[The input Boundary: Start]

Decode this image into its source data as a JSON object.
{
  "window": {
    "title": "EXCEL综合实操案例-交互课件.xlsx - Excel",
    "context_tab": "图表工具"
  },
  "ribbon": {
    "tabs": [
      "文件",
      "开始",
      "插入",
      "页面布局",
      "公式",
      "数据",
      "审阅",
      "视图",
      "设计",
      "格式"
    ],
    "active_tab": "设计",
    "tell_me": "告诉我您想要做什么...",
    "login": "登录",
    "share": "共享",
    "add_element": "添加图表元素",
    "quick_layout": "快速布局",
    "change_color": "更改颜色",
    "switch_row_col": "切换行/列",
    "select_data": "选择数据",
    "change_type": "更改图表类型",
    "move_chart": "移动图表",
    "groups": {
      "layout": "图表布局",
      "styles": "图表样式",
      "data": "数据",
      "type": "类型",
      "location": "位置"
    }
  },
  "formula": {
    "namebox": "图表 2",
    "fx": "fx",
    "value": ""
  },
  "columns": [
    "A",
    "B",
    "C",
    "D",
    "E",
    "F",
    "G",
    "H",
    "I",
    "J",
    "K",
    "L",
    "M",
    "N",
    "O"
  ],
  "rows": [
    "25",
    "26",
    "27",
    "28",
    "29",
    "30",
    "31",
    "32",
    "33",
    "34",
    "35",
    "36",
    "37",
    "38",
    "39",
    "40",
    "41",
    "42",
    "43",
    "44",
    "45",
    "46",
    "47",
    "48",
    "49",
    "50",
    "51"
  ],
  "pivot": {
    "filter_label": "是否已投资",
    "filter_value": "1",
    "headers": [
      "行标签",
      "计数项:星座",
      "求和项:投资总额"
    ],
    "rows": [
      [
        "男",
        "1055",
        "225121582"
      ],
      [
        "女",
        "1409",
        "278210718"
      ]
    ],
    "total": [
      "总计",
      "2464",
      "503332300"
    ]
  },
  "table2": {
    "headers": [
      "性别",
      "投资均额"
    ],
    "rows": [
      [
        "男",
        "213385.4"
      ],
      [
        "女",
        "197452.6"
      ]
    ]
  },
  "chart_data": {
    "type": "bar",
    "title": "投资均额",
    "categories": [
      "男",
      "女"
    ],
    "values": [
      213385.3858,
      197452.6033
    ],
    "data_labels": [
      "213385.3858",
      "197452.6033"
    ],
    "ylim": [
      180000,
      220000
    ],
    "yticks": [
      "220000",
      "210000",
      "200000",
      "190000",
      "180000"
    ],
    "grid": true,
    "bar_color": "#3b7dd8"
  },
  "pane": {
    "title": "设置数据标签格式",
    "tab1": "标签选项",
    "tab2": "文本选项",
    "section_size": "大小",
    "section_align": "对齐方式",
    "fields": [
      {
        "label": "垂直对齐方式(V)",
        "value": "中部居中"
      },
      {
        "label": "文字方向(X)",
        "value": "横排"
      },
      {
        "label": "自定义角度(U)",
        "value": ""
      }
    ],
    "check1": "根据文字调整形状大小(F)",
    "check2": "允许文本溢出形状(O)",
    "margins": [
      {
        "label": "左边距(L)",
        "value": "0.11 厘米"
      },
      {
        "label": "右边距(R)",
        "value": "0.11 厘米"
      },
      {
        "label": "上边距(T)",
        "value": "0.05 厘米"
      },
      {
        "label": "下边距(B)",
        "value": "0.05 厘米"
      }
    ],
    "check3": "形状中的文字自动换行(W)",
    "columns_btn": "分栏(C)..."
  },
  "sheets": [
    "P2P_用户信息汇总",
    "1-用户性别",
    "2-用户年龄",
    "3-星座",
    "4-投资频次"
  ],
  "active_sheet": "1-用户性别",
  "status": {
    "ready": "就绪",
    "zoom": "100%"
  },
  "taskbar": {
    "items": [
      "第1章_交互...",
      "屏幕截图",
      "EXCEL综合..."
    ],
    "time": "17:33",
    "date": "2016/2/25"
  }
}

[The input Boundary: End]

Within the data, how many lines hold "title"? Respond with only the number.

Your solution
3